28.04.2017 | International Institute for Applied Systems Analysis (IIASA)
More and more automobile companies are focusing on body parts made of carbon fiber reinforced plastics (CFRP). However, manufacturing and repair costs must be further reduced in order to make CFRP more economical in use. Together with the Volkswagen AG and five other partners in the project HolQueSt 3D, the Laser Zentrum Hannover e.V. (LZH) has developed laser processes for the automatic trimming, drilling and repair of three-dimensional components.
Automated manufacturing processes are the basis for ultimately establishing the series production of CFRP components. In the project HolQueSt 3D, the LZH has...

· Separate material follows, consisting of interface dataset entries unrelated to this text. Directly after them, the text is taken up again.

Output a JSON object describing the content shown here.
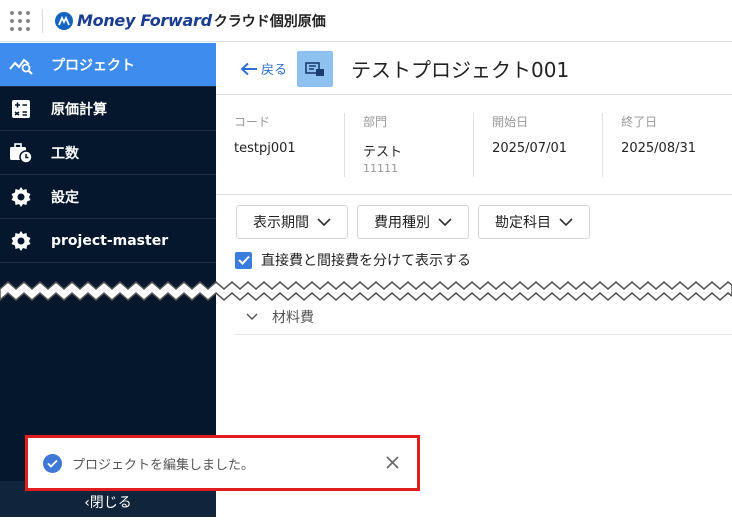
{
  "app": {
    "brand_name": "Money Forward",
    "brand_sub": "クラウド個別原価"
  },
  "sidebar": {
    "items": [
      {
        "label": "プロジェクト",
        "icon": "chart-icon",
        "active": true
      },
      {
        "label": "原価計算",
        "icon": "calculator-icon",
        "active": false
      },
      {
        "label": "工数",
        "icon": "clock-briefcase-icon",
        "active": false
      },
      {
        "label": "設定",
        "icon": "gear-icon",
        "active": false
      },
      {
        "label": "project-master",
        "icon": "gear-icon",
        "active": false
      }
    ],
    "close_label": "‹閉じる"
  },
  "header": {
    "back_label": "戻る",
    "title": "テストプロジェクト001"
  },
  "info": {
    "code_label": "コード",
    "code_value": "testpj001",
    "dept_label": "部門",
    "dept_value": "テスト",
    "dept_code": "11111",
    "start_label": "開始日",
    "start_value": "2025/07/01",
    "end_label": "終了日",
    "end_value": "2025/08/31"
  },
  "filters": {
    "period_label": "表示期間",
    "cost_type_label": "費用種別",
    "account_label": "勘定科目"
  },
  "options": {
    "split_label": "直接費と間接費を分けて表示する",
    "split_checked": true
  },
  "accordion": {
    "material_label": "材料費"
  },
  "toast": {
    "message": "プロジェクトを編集しました。"
  },
  "colors": {
    "accent": "#3e8cee",
    "sidebar_bg": "#04172d",
    "highlight_border": "#e01e1e"
  }
}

Reflecting the structure of composites found in nature and the ancient world, researchers at the University of Illinois at Urbana-Champaign have synthesized thin carbon nanotube (CNT) textiles that exhibit both high electrical conductivity and a level of toughness that is about fifty times higher than copper films, currently used in electronics.
"The structural robustness of thin metal films has significant importance for the reliable operation of smart skin and flexible electronics including...
The nearby, giant radio galaxy M87 hosts a supermassive black hole (BH) and is well-known for its bright jet dominating the spectrum over ten orders of magnitude in frequency. Due to its proximity, jet prominence, and the large black hole mass, M87 is the best laboratory for investigating the formation, acceleration, and collimation of relativistic jets. A research team led by Silke Britzen from the Max Planck Institute for Radio Astronomy in Bonn, Germany, has found strong indication for turbulent processes connecting the accretion disk and the jet of that galaxy providing insights into the longstanding problem of the origin of astrophysical jets.
Supermassive black holes form some of the most enigmatic phenomena in astrophysics. Their enormous energy output is supposed to be generated by the...
The probability to find a certain number of photons inside a laser pulse usually corresponds to a classical distribution of independent events, the so-called...
Microprocessors based on atomically thin materials hold the promise of the evolution of traditional processors as well as new applications in the field of flexible electronics. Now, a TU Wien research team led by Thomas Müller has made a breakthrough in this field as part of an ongoing research project.
Two-dimensional materials, or 2D materials for short, are extremely versatile, although – or often more precisely because – they are made up of just one or a...
28.04.2017 | Event News
20.04.2017 | Event News
18.04.2017 | Event News
28.04.2017 | Medical Engineering
28.04.2017 | Earth Sciences
28.04.2017 | Life Sciences